How therapy helps in making life decisions.

Sometimes therapy is like Gilligan’s Island with your family and a therapist. And true to the model of the show, each family has its characters, its roles and identifying them is part of the process. Sometimes we carry our roles over from our family experiences and they get re-enacted in individual-therapy or group-therapy. In group-therapy these roles and their associated patterns of behavior can be identified through psychodynamic activities, such as family sculptures, writing, games, and assignments. For individual-therapy a slightly different method is used, the therapist becomes many people to the client as the client works out unresolved issues.

These roles often interfere with our lives causing us fear, guilt, shame, and anxiety. And like Gilligan’s Island, sometimes there’s no place to go that you can get away from your family, their roles, or the role you play. Everyone needs a little adventure to affirm the choices they make, reassure their vitality, and validate their emotional and social responses in life. Therapy can help bring up the ambivalence we feel when one of our basic psychological needs is activated:

  1. the need for safety,
  2. the need to belong,
  3. the need for emotional/somatic sensations,
  4. the need for attachment,
  5. the need for mastery, and
  6. the relational/social need.

At any time in a person’s life a void can replace the space of any one of these needs causing fear, shame, and anxiety in both families and individuals. Through therapy we can build new relational experiences that help clients become less inhibited by fear, less susceptible to anxiety, and confident in the face of shame.

The goal is to help clients become more attuned to the patterns of behavior that cause them affliction by directing them through their core desires instead of operating out of woundedness. By fostering compassion, trust and trustworthiness, and self-confidence we can relieve anxiety, shame, and fear, and reduce feelings of hopelessness to what they really are, phantoms that prey on our emotional habits.

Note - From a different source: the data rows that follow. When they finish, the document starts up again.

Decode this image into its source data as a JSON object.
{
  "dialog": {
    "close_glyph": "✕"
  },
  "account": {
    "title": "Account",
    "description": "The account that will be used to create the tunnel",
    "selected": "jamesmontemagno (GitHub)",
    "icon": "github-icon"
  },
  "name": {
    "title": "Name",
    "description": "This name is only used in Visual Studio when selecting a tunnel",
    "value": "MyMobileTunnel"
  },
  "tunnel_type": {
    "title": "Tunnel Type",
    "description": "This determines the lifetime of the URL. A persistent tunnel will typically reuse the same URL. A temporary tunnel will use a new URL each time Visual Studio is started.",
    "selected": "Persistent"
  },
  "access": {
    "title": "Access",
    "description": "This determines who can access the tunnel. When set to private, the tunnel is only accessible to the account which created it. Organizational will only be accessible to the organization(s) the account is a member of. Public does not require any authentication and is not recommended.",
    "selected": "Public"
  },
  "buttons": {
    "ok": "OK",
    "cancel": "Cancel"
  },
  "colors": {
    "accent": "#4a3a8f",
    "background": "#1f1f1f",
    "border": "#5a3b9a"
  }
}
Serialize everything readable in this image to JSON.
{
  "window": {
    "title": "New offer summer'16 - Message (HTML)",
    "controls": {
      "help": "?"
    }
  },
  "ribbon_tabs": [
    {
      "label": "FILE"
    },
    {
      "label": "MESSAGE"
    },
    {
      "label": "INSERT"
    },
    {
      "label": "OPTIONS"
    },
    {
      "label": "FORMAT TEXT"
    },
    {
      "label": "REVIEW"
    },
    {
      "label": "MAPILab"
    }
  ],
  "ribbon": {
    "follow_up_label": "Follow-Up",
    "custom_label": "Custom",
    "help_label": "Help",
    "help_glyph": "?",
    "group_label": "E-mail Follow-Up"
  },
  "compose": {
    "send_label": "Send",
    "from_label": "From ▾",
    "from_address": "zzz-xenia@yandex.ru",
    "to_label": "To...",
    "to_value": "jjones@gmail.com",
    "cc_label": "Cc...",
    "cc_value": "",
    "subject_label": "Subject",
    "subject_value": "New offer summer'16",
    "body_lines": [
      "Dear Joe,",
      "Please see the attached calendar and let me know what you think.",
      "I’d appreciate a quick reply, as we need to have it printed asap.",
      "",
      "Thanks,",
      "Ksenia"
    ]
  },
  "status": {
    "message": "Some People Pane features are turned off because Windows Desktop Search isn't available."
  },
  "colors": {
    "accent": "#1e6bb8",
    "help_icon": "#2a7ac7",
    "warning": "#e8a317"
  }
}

Living life is part of the adventure that comes with growing up in your family, being an adult, and going out into the world. Everyone deserves a little bit of that and an opportunity to seize every bit of joy that affords itself.